Science isn’t scary!

Children are scientists from the moment they are born, using their senses to observe and gain knowledge about the world around them. – RIELDS

Many adults feel that they aren’t “good at” science or that it is “too hard.”  Not true!  Children are naturally curious about the world.  Anyone who has spent time with a young child has heard the question “Why? Why? Why?” Help foster that curiosity by turning them into scientists.

Science isn't scary!

Let children experiment and find out “what happens if…?”

Give them room to explore and find the answers.  Ask silly questions and do an investigation to find out what will happen next. Take notes and organize the data (this also teaches literacy and math skills!).

Science isn't scary!

 

 

Dr. Day Care North Providence students recently did experiments about ice.  They used different materials to have a race to melt the ice.
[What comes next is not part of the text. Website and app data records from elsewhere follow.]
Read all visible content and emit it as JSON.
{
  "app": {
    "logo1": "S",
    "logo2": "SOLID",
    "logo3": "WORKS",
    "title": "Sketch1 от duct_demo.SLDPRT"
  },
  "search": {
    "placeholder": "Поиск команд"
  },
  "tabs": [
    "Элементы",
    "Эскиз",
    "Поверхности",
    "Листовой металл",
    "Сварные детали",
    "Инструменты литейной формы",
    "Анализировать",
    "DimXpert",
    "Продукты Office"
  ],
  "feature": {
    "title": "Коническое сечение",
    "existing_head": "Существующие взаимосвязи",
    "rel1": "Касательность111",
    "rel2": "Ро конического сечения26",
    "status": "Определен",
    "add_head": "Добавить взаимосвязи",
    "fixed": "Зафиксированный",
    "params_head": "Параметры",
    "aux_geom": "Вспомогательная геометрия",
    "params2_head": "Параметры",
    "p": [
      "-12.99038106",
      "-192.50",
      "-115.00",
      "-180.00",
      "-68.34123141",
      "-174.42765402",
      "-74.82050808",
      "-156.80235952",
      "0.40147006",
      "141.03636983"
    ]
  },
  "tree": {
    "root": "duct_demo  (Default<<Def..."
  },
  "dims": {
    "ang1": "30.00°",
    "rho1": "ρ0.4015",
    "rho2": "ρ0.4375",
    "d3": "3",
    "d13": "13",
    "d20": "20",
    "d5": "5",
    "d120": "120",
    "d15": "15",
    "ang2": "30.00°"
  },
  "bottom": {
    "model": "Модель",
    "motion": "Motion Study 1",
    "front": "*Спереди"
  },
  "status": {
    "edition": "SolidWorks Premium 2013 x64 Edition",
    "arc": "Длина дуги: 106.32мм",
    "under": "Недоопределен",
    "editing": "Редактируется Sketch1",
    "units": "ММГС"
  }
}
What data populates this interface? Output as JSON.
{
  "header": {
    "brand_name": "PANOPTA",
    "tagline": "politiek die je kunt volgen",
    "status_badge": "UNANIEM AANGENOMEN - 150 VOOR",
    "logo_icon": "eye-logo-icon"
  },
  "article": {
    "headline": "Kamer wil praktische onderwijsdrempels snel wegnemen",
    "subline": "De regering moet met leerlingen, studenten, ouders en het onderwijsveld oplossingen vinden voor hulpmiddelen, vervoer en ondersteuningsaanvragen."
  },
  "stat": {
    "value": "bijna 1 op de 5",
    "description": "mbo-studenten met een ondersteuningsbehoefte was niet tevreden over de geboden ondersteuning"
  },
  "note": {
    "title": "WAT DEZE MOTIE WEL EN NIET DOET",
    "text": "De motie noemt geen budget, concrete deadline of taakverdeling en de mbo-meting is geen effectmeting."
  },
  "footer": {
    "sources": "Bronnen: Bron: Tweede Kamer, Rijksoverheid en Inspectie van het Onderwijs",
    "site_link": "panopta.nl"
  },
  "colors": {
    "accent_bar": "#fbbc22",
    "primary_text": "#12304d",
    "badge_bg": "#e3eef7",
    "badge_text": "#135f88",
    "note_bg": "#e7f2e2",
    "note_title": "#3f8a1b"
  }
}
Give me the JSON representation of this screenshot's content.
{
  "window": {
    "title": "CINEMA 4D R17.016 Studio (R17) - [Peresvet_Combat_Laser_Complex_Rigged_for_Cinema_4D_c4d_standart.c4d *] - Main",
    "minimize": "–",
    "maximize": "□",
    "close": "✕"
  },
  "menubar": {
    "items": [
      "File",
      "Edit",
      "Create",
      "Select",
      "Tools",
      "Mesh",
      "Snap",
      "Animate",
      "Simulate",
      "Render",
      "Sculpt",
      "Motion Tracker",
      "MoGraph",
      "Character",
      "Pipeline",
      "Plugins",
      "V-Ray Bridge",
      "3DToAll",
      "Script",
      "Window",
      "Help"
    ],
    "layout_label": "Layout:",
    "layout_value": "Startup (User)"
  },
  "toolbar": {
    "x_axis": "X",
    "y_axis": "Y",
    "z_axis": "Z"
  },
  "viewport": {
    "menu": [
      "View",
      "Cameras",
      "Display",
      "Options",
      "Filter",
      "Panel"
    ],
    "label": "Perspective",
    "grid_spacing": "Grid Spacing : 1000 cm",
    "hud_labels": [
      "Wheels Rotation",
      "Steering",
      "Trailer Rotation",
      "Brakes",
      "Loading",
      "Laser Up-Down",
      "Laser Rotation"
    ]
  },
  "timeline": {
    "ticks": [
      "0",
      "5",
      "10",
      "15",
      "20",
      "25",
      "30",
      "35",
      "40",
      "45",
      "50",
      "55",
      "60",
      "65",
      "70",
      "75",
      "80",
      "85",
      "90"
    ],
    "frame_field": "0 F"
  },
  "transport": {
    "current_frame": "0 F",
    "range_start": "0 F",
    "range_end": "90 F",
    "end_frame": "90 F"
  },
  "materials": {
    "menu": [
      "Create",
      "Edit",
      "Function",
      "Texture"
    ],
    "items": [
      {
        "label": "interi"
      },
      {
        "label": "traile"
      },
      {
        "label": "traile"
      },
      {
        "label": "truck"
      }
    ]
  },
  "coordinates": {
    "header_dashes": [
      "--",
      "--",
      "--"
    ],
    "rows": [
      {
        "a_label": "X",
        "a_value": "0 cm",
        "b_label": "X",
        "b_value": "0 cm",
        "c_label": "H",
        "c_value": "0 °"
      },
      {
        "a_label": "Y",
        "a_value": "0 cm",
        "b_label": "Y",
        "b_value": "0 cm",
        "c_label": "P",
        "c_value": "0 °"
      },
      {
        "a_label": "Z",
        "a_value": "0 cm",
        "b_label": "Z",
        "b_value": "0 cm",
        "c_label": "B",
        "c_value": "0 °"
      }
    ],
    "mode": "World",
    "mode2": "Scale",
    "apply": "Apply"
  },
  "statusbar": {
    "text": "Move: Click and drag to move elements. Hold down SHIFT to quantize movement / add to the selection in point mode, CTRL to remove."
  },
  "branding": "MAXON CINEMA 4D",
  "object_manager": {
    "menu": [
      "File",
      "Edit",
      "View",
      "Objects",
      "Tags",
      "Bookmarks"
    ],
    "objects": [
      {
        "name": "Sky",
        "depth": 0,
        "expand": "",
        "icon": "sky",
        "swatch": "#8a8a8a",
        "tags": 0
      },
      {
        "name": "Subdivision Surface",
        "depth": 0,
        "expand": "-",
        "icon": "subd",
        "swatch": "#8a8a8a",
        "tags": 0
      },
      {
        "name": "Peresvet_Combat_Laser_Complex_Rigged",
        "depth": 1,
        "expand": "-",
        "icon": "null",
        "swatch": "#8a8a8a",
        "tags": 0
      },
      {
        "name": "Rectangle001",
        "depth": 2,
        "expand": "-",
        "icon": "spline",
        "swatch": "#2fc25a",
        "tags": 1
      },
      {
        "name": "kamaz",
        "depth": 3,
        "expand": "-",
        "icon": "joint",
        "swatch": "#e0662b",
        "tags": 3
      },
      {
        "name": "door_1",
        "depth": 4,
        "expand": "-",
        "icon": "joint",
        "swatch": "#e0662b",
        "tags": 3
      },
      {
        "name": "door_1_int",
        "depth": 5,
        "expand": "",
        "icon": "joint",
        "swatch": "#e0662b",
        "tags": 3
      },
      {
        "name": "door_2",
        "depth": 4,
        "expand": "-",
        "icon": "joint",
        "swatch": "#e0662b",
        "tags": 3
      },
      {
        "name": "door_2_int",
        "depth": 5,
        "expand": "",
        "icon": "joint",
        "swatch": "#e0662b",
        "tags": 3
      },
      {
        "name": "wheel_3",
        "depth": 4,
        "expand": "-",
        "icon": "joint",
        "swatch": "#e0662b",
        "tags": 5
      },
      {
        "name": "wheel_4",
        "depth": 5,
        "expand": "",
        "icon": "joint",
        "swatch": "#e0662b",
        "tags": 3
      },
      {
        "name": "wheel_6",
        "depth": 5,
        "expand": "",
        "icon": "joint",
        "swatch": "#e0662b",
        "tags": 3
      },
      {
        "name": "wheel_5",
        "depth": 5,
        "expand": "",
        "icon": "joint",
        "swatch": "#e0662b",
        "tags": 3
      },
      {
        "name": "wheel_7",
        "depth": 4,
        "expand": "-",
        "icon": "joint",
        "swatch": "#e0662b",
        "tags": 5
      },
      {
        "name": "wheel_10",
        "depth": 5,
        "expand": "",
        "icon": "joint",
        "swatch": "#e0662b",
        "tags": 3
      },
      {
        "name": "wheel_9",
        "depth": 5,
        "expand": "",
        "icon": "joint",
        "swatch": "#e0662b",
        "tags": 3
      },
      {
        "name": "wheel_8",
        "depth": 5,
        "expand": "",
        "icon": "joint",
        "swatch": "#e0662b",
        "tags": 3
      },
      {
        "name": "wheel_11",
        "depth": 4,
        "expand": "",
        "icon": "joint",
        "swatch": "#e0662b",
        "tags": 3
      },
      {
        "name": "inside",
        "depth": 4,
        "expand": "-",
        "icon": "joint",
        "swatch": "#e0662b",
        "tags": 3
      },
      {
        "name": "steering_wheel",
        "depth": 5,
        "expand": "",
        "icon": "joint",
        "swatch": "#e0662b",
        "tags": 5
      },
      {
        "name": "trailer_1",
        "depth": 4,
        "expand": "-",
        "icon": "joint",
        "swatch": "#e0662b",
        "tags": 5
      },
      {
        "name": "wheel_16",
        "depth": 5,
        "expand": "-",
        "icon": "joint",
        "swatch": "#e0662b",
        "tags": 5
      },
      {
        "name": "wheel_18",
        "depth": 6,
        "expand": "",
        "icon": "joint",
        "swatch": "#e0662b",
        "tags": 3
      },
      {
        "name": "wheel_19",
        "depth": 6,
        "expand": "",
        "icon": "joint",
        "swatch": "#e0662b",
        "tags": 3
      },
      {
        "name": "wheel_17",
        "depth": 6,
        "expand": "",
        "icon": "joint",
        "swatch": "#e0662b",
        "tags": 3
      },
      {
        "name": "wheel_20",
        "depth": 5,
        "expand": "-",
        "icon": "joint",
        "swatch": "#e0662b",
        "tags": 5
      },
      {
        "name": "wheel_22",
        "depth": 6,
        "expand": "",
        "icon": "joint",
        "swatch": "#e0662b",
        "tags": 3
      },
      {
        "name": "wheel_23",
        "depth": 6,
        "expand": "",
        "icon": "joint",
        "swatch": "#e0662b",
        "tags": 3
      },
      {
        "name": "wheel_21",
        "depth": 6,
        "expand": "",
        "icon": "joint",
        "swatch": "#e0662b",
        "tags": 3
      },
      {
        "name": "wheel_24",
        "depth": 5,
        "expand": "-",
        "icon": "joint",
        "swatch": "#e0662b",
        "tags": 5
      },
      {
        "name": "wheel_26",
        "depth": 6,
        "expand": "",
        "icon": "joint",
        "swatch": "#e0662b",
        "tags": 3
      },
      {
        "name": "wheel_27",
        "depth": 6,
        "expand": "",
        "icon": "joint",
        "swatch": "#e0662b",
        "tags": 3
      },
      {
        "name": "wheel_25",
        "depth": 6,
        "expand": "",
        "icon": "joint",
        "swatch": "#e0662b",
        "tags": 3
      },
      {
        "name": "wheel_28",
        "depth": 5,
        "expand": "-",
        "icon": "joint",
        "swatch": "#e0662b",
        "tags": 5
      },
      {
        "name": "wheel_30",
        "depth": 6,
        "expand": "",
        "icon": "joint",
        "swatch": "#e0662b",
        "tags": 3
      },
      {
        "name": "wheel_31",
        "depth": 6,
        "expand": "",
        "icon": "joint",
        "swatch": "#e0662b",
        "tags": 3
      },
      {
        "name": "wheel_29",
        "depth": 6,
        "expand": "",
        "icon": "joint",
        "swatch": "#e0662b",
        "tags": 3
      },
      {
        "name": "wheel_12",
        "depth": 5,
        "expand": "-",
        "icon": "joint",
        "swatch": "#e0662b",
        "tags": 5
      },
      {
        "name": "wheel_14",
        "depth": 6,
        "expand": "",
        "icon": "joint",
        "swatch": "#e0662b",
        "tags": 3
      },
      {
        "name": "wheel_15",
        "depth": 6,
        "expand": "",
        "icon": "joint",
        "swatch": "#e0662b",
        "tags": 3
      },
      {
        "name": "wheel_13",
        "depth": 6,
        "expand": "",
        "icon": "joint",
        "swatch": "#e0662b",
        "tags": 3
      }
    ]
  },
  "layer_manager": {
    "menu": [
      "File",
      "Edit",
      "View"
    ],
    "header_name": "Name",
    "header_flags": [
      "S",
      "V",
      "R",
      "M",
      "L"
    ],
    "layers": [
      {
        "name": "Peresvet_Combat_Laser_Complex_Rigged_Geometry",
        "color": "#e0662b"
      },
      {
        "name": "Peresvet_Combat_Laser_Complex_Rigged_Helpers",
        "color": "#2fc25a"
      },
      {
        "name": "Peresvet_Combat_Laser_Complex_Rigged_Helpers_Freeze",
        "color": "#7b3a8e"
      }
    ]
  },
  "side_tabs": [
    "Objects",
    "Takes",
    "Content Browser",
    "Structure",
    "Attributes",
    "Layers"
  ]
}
This was a great hand-on, visual way to find out what happens.

 

Here is what they found:

“The cup of warm water melted the ice first – even though it was the biggest piece of ice!  We learned that hands were the next fastest, followed by the paper towel, and blowing/breathing. We talked about how all the items that had some warmth to pass onto the ice helped to melt it the fastest. All of our classmates that had objects that didn’t pass along any heat had a tough time getting their ice to melt, it was a much slower process. The class all took turns being able to melt ice with both kinds of materials so that they could see first-hand the different rates of melting!”

There are so many different things you can teach with “icy science.” Here are some of the RI early learning standards that children should know or be able to do in science that they are learning with this experiment:

  • Provide simple descriptions of objects based on observations
  • Ask questions about the world around them
  • Make simple predictions and plans to carry out investigations
  • Use a variety of tools to gather information and observe processes and relationships
  • Observe and identify natural materials
  • Compare and contrast properties of physical objects
  • Investigate the properties of natural elements and provide simple descriptions

And so much more!

 

We love this video by astrophysicist Neil DeGrasse Tyson on how to keep kids interested in science.  Don’t ask how to get kids interested- “they’re already interested in science!”

Neil DeGrasse Tyson – Let Kids Be Kids

World-renowned cosmologist Neil deGrasse Tyson reveals the single most important trait we all need to have.Speaker: NeildeGrasse Tyson

Posted by The Daily Goalcast on Wednesday, June 6, 2018

An adult scientist is a kid who never grew up. That’s what an adult scientist does.

 

Here are some additional tips to help you increase your child’s scientific literacy skills:
Science isn't scary!

 

For more tips on what children should know and be able to do by certain ages and also for fun family activities, check out www.rields.com

 

Images above are from RIELDS, DDC North Providence, and vecteezy.com